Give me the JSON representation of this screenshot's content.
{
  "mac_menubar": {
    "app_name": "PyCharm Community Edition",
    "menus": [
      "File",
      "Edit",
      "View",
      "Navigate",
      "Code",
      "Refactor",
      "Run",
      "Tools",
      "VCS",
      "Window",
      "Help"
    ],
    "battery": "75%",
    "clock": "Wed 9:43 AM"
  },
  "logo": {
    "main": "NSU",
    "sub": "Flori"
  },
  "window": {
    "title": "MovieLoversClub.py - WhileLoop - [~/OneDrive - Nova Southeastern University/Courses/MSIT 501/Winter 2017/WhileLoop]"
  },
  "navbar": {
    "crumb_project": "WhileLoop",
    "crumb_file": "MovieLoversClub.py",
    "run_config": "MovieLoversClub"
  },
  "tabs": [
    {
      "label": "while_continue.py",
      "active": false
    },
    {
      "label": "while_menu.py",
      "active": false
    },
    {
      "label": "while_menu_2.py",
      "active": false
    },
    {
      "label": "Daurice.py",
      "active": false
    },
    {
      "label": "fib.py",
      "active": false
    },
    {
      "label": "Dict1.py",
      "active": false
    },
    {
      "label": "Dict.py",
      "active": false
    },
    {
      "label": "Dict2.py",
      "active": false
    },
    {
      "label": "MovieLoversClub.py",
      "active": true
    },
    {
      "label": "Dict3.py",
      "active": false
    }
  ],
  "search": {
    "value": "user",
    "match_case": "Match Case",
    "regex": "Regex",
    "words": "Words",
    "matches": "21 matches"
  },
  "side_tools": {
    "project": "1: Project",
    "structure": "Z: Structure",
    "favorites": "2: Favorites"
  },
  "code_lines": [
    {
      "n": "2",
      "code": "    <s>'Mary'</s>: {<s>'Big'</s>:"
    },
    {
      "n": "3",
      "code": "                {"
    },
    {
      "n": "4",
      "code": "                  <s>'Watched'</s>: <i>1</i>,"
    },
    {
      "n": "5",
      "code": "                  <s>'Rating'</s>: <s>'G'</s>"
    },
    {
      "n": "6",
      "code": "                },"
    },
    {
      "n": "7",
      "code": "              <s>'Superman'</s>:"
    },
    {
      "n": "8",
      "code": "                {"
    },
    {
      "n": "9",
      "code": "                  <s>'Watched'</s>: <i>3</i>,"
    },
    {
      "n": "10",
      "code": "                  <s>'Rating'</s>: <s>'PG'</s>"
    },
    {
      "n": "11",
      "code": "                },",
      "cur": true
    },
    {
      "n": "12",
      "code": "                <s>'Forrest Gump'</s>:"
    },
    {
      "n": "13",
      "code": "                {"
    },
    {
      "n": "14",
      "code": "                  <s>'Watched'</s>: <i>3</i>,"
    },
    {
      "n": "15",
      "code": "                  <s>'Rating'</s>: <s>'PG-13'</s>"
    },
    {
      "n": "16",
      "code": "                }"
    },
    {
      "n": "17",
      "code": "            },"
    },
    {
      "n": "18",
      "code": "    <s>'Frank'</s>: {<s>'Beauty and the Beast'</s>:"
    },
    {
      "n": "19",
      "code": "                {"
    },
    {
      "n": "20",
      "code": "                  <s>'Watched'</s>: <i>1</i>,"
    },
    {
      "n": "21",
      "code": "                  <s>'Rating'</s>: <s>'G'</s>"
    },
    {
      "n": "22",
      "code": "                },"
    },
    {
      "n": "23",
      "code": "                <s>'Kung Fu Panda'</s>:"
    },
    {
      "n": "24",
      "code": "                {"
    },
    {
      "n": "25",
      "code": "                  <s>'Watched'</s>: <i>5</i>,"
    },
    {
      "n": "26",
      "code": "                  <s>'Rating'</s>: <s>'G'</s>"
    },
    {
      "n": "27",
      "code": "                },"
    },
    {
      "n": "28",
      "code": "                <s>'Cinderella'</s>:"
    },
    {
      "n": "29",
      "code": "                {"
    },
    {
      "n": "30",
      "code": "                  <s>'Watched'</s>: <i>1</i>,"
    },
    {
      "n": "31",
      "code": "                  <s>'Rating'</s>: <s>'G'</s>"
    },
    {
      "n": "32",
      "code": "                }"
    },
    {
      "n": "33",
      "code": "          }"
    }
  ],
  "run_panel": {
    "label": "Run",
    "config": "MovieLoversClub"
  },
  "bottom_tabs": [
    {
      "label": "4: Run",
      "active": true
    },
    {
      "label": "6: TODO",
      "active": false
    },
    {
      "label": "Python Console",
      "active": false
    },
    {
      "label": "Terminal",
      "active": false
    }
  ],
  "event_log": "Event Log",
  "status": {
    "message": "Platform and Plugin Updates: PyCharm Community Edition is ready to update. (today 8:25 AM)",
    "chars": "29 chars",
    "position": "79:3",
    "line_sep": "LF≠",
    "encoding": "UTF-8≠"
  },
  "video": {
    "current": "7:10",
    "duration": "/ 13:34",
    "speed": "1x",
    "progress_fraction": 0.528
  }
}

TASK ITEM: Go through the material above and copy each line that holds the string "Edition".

SOLVED PROBLEM:
    "app_name": "PyCharm Community Edition",
    "message": "Platform and Plugin Updates: PyCharm Community Edition is ready to update. (today 8:25 AM)",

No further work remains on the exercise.